Now, that doesn't mean there are no controversies with the way permits are allocated. As mentioned, about 17 percent of permits are given freely to private companies (though these will be phased out over time). Here's how those allowances are split up between 2012 and 2050:
Merchant coal generators, 3.0%
Energy-intensive, trade-exposed industries, 8.0%
Carbon-capture and storage incentives, 4.1%
Clean vehicle technology standards, 1.0%
Oil refiners, 1.0%
Notice that electric utilities and coal companies get a greater share of permits than oil refiners. That means, as Geoff Styles argues at Energy Outlook, this climate bill could affect gas and diesel prices disproportionately more than electricity prices. My guess is this happened because the coal industry has plenty of Democratic champions on the energy committee, such as Virginia's Rick Boucher, who labored to make the bill more coal-friendly (look at all that money for carbon-capture research). Many of the oil industry's defenders, meanwhile, are Republicans, who didn't bother to help shape the bill.
This tension arose in the hearing today. Thomas Farrell of Dominion Power, a Virginia electric utility, told lawmakers that his trade group, the Edison Electric Institute, approved of the bill. But Steve Cousins of Alliant Oil, a small refinery in Arkansas, warned that he could be swept right out of business—in part because he saw no way to reduce his emissions with existing technology, and would have to spend money buying permits. Likewise, Tommy Hodges, speaking on behalf of the American Trucking Association, warned that the bill could raise gas prices by 70 cents per gallon and diesel prices 80 cents per gallon, kneecapping the trucking industry.
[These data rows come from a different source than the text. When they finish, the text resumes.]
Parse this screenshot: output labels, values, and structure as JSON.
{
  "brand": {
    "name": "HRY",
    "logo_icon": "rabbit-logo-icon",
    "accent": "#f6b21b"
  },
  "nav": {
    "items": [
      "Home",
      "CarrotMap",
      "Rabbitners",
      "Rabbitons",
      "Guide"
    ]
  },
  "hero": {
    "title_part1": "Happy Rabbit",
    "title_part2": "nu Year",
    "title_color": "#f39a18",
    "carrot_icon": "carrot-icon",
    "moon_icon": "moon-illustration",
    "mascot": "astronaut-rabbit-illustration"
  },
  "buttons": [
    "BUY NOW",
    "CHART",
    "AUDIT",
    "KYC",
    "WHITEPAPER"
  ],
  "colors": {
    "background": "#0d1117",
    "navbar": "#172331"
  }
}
I'm not sure there's an easy lesson here, other than to note that the auction vs. giveaway debate can obscure some key subtleties, and that a bill this sprawling is bound to create winners and losers—which is why the precise allocation formula will continue to attract swarms of lobbyists. (And yes, one of the downsides of giving away permits instead of auctioning them off is that influential lawmakers will jockey for a larger chunk of free permits for their favorite industries. Read this Washington Post story for a few telling anecdotes in the House.)